Spouse, under the law, means any eligible person who resides in Canada and who, in order to be entitled to benefits at the time of the claim, either:
Dependent child, under the law, means any qualifying single person who resides in Canada, and who:
Your insurance plan provides reimbursement for medications. However, some medications must first be authorized by the insurer before being reimbursed under your plan’s terms. To check if a drug requires prior authorization, click here.
Please note that the following medications are not subject to a prior authorization form when you have option 1 or 2 of the FMSQ plan.
For your health and safety, we strongly recommend that you consult the Coronavirus disease (COVID-19) section on the Government of Canada website for travel restrictions, exemptions and advice before making reservations and before you travel. Even if your insurance covers eligible medical expenses, it may be difficult for you to obtain medical care in the destinations covered by the current warnings.
Yes. You are covered for emergency healthcare, including that related to COVID-19, if you are travelling to a destination for which the Canadian government has issued a level 1, 2, or 3 warning. You must meet all other conditions of your insurance (for example, your state of health must be stable before your departure).

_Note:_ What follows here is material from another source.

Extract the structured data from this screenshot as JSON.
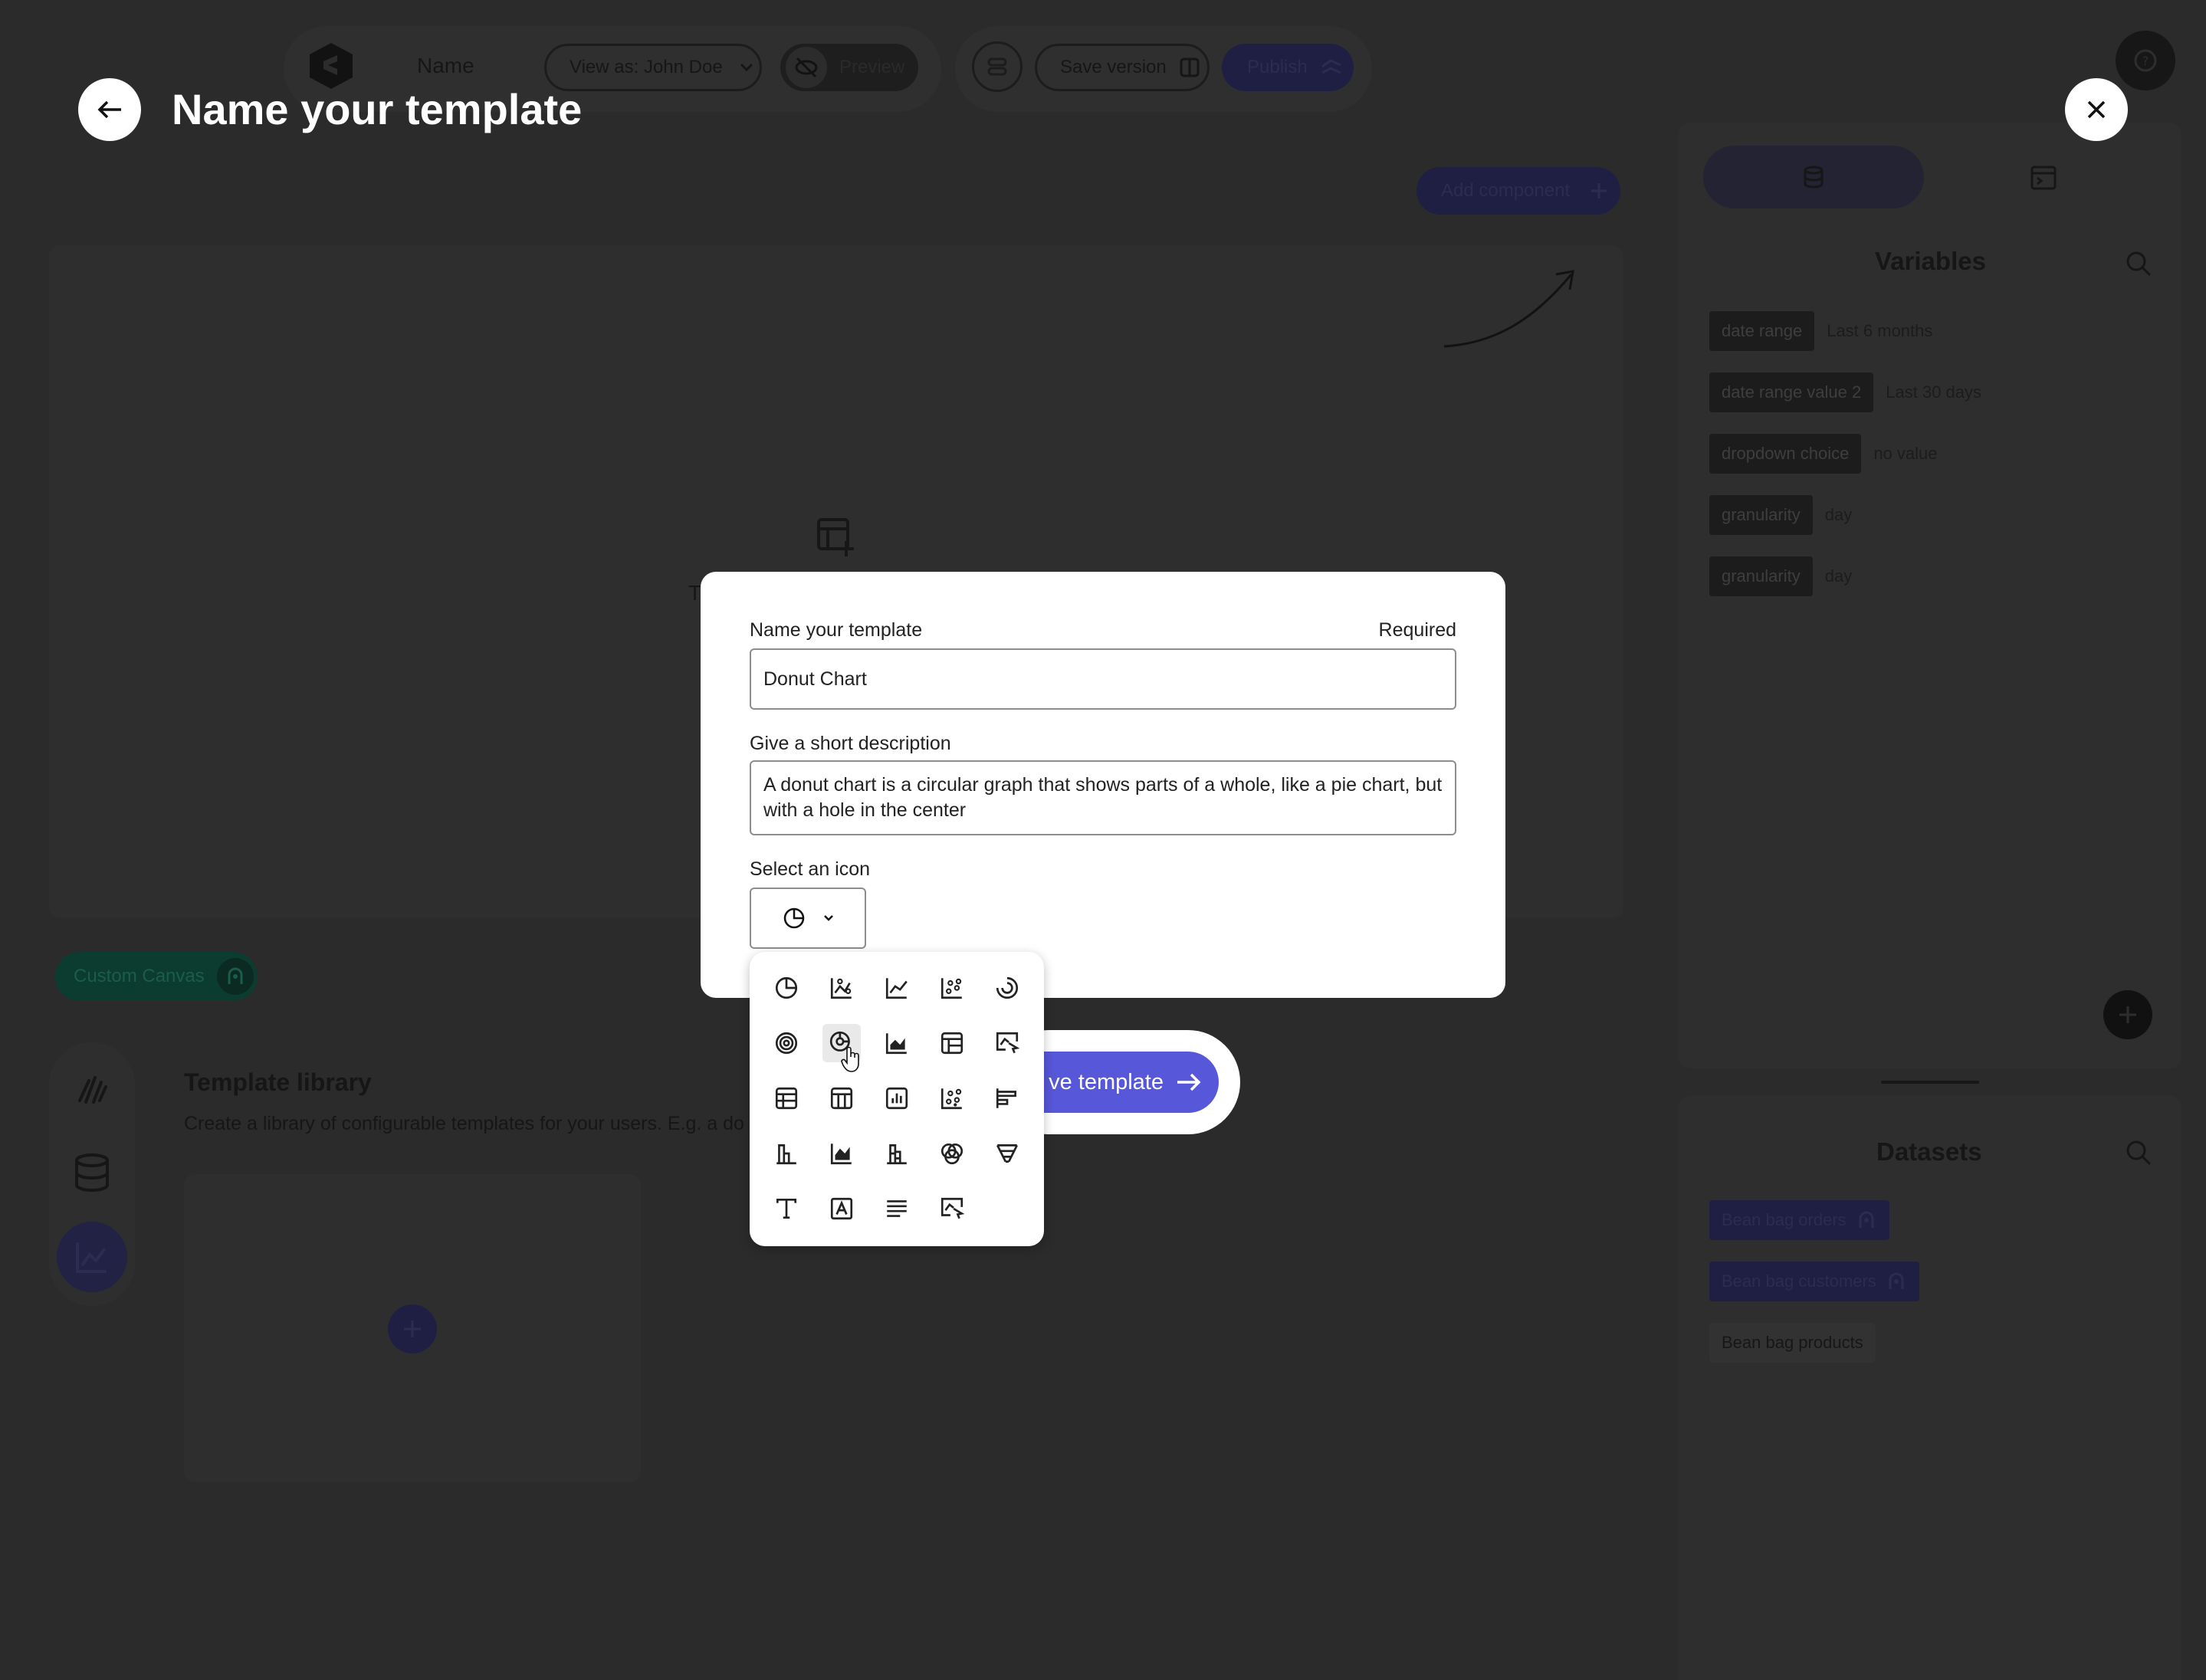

The Government of Canada’s four levels of risk and warnings:
If you need to receive emergency healthcare abroad, our helpline will do everything in its power to assist you and guide you to available resources.
Your insurance does not cover any costs for COVID-19 screening tests before or after travel, whether preventive or required by a transportation company, the Government of Canada or any other Canadian or foreign government authority.

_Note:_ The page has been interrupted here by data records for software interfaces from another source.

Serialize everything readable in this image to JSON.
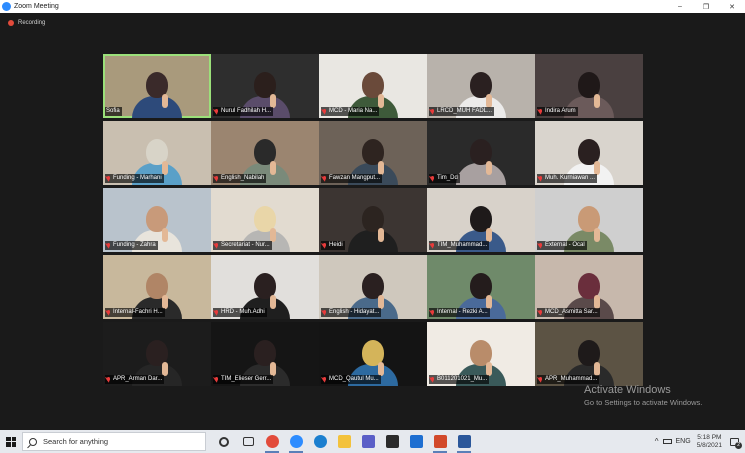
{
  "window": {
    "title": "Zoom Meeting",
    "minimize": "–",
    "restore": "❐",
    "close": "✕"
  },
  "recording": {
    "label": "Recording"
  },
  "participants": [
    {
      "name": "Sofia",
      "active": true,
      "muted": false
    },
    {
      "name": "Nurul Fadhilah H...",
      "active": false,
      "muted": true
    },
    {
      "name": "MCD - Maria Na...",
      "active": false,
      "muted": true
    },
    {
      "name": "LRCD_MUH FADL...",
      "active": false,
      "muted": true
    },
    {
      "name": "Indira Arum",
      "active": false,
      "muted": true
    },
    {
      "name": "Funding - Marhani",
      "active": false,
      "muted": true
    },
    {
      "name": "English_Nabilah",
      "active": false,
      "muted": true
    },
    {
      "name": "Fawzan Mangput...",
      "active": false,
      "muted": true
    },
    {
      "name": "Tim_Dd",
      "active": false,
      "muted": true
    },
    {
      "name": "Muh. Kurniawan ...",
      "active": false,
      "muted": true
    },
    {
      "name": "Funding - Zahra",
      "active": false,
      "muted": true
    },
    {
      "name": "Secretariat - Nur...",
      "active": false,
      "muted": true
    },
    {
      "name": "Heidi",
      "active": false,
      "muted": true
    },
    {
      "name": "TIM_Muhammad...",
      "active": false,
      "muted": true
    },
    {
      "name": "External - Ocal",
      "active": false,
      "muted": true
    },
    {
      "name": "Internal-Fachri H...",
      "active": false,
      "muted": true
    },
    {
      "name": "HRD - Muh.Adhi",
      "active": false,
      "muted": true
    },
    {
      "name": "English - Hidayat...",
      "active": false,
      "muted": true
    },
    {
      "name": "Internal - Rezki A...",
      "active": false,
      "muted": true
    },
    {
      "name": "MCD_Asmitta Sar...",
      "active": false,
      "muted": true
    },
    {
      "name": "APR_Arman Dar...",
      "active": false,
      "muted": true
    },
    {
      "name": "TIM_Elieser Gerr...",
      "active": false,
      "muted": true
    },
    {
      "name": "MCD_Qautul Mu...",
      "active": false,
      "muted": true
    },
    {
      "name": "B011201021_Mu...",
      "active": false,
      "muted": true
    },
    {
      "name": "APR_Muhammad...",
      "active": false,
      "muted": true
    }
  ],
  "watermark": {
    "line1": "Activate Windows",
    "line2": "Go to Settings to activate Windows."
  },
  "taskbar": {
    "search_placeholder": "Search for anything",
    "apps": [
      "cortana-icon",
      "task-view-icon",
      "chrome-icon",
      "zoom-icon",
      "edge-icon",
      "file-explorer-icon",
      "teams-icon",
      "store-icon",
      "mail-icon",
      "powerpoint-icon",
      "word-icon"
    ],
    "tray": {
      "caret": "^",
      "language": "ENG",
      "time": "5:18 PM",
      "date": "5/8/2021",
      "notifications": "2"
    }
  }
}
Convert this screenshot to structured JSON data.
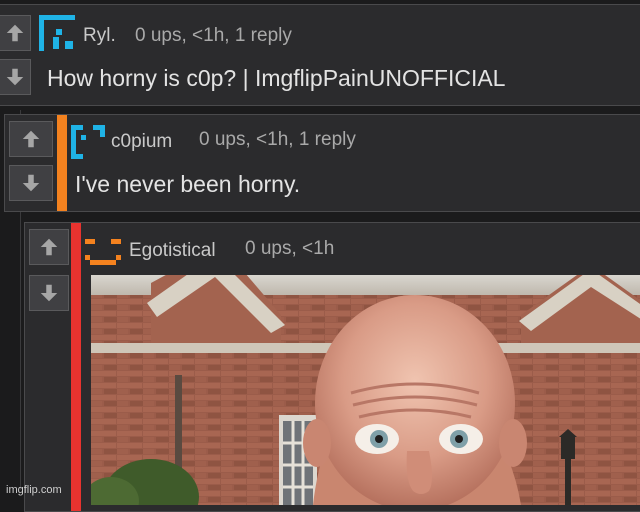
{
  "comments": [
    {
      "username": "Ryl.",
      "meta": "0 ups, <1h, 1 reply",
      "text": "How horny is c0p? | ImgflipPainUNOFFICIAL",
      "avatar_color": "#1fb3e6"
    },
    {
      "username": "c0pium",
      "meta": "0 ups, <1h, 1 reply",
      "text": "I've never been horny.",
      "avatar_color": "#1fb3e6",
      "stripe_color": "#f4821f"
    },
    {
      "username": "Egotistical",
      "meta": "0 ups, <1h",
      "avatar_color": "#f4821f",
      "stripe_color": "#e8332f",
      "image": {
        "kind": "photo-meme",
        "icon": "bald-man-brick-mansion-photo"
      }
    }
  ],
  "icons": {
    "upvote": "arrow-up-icon",
    "downvote": "arrow-down-icon"
  },
  "watermark": "imgflip.com"
}
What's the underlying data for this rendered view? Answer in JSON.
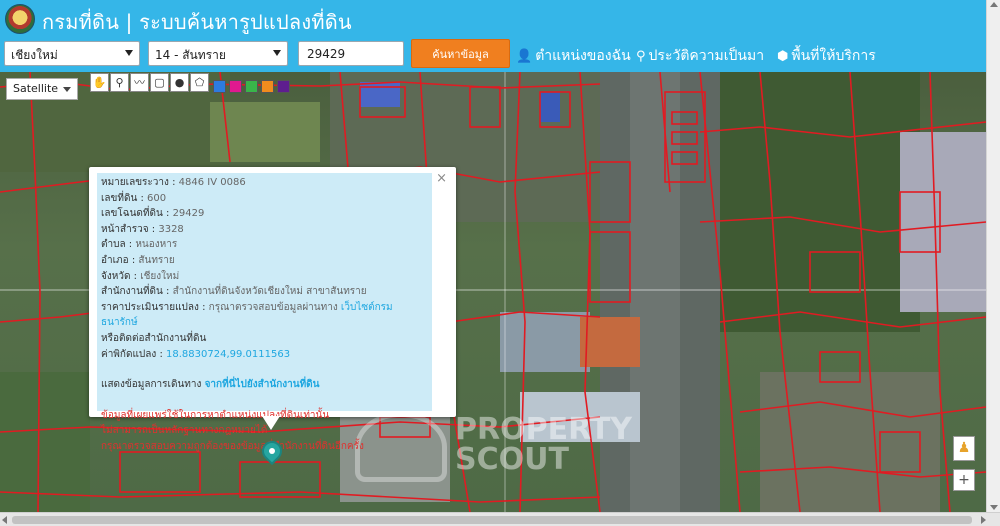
{
  "header": {
    "title": "กรมที่ดิน | ระบบค้นหารูปแปลงที่ดิน",
    "province_select": "เชียงใหม่",
    "district_select": "14 - สันทราย",
    "parcel_input": "29429",
    "search_button": "ค้นหาข้อมูล",
    "nav": {
      "my_location": "ตำแหน่งของฉัน",
      "history": "ประวัติความเป็นมา",
      "service_area": "พื้นที่ให้บริการ"
    },
    "bg_color": "#35b6e8",
    "button_color": "#f07f1f"
  },
  "map": {
    "map_type": "Satellite",
    "tools": [
      "hand-icon",
      "marker-icon",
      "polyline-icon",
      "rectangle-icon",
      "circle-icon",
      "polygon-icon"
    ],
    "swatch_colors": [
      "#2d7be0",
      "#e0198f",
      "#39b54a",
      "#f08c1e",
      "#5e1e8f"
    ],
    "parcel_line_color": "#e11b22"
  },
  "info": {
    "rows": [
      {
        "label": "หมายเลขระวาง",
        "value": "4846 IV 0086"
      },
      {
        "label": "เลขที่ดิน",
        "value": "600"
      },
      {
        "label": "เลขโฉนดที่ดิน",
        "value": "29429"
      },
      {
        "label": "หน้าสำรวจ",
        "value": "3328"
      },
      {
        "label": "ตำบล",
        "value": "หนองหาร"
      },
      {
        "label": "อำเภอ",
        "value": "สันทราย"
      },
      {
        "label": "จังหวัด",
        "value": "เชียงใหม่"
      },
      {
        "label": "สำนักงานที่ดิน",
        "value": "สำนักงานที่ดินจังหวัดเชียงใหม่ สาขาสันทราย"
      }
    ],
    "price_label": "ราคาประเมินรายแปลง",
    "price_text": "กรุณาตรวจสอบข้อมูลผ่านทาง",
    "price_link": "เว็บไซต์กรมธนารักษ์",
    "price_contact": "หรือติดต่อสำนักงานที่ดิน",
    "coord_label": "ค่าพิกัดแปลง",
    "coord_value": "18.8830724,99.0111563",
    "route_text": "แสดงข้อมูลการเดินทาง",
    "route_link": "จากที่นี่ไปยังสำนักงานที่ดิน",
    "disclaimer_1": "ข้อมูลที่เผยแพร่ใช้ในการหาตำแหน่งแปลงที่ดินเท่านั้น",
    "disclaimer_2": "ไม่สามารถเป็นหลักฐานทางกฎหมายได้",
    "disclaimer_3": "กรุณาตรวจสอบความถูกต้องของข้อมูลที่สำนักงานที่ดินอีกครั้ง",
    "close": "×"
  },
  "watermark": {
    "line1": "PROPERTY",
    "line2": "SCOUT"
  }
}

Yes. Living expenses (meals, accommodation) will be covered by your travel insurance, according to the terms of your contract. The additional costs incurred by changing the date and time of a plane ticket will be covered if you have trip cancellation insurance.
To find out which regions or countries are affected by a consular notification, visit the Government of Canada website.
You are covered if you wish to cancel your trip due to the issuance of a level 3 or 4 consular notification, if the notification was not in effect at the time of the purchase of your trip and it is still in effect 14 days before your departure. You are also covered if you contract COVID-19 before your departure or if you are denied boarding due to a positive COVID-19 test. You are not covered if you have to cancel your trip or if you are denied boarding due to an unsatisfied requirement (tests, vaccinations, etc.).
The result of a PCR test or a rapid antigen test (rapid test) is accepted. The test must have been administered by a healthcare professional authorized to perform such a test (screening centre, private laboratory, pharmacy, etc.). You must obtain personalized proof of the result and this must be certified by this healthcare professional. For example, a rapid test carried out in a pharmacy by a pharmacist is accepted on presentation of proof certified by the pharmacist. Rapid home tests (self-tests) are not accepted.
Unfortunately, no. Your insurance contract specifies that a travel credit issued by a travel service provider is considered a refund. You cannot therefore be reimbursed by your trip cancellation insurance for this travel credit, even if that is what you would have preferred.
No. It is your duty to know the requirements before boarding and to ensure that you meet them. If you are not vaccinated or you are unable to prove that you have been vaccinated, and proof of vaccination is required for your destination or your conveyance, you cannot make a claim via your trip cancellation insurance. Requirements may vary from country to country, and even from one travel service provider to another. It is therefore your responsibility to find out.
If you are required to quarantine by the health authorities, your living expenses and the additional costs incurred due to the change of date and time of your conveyance ticket are covered by the trip cancellation insurance.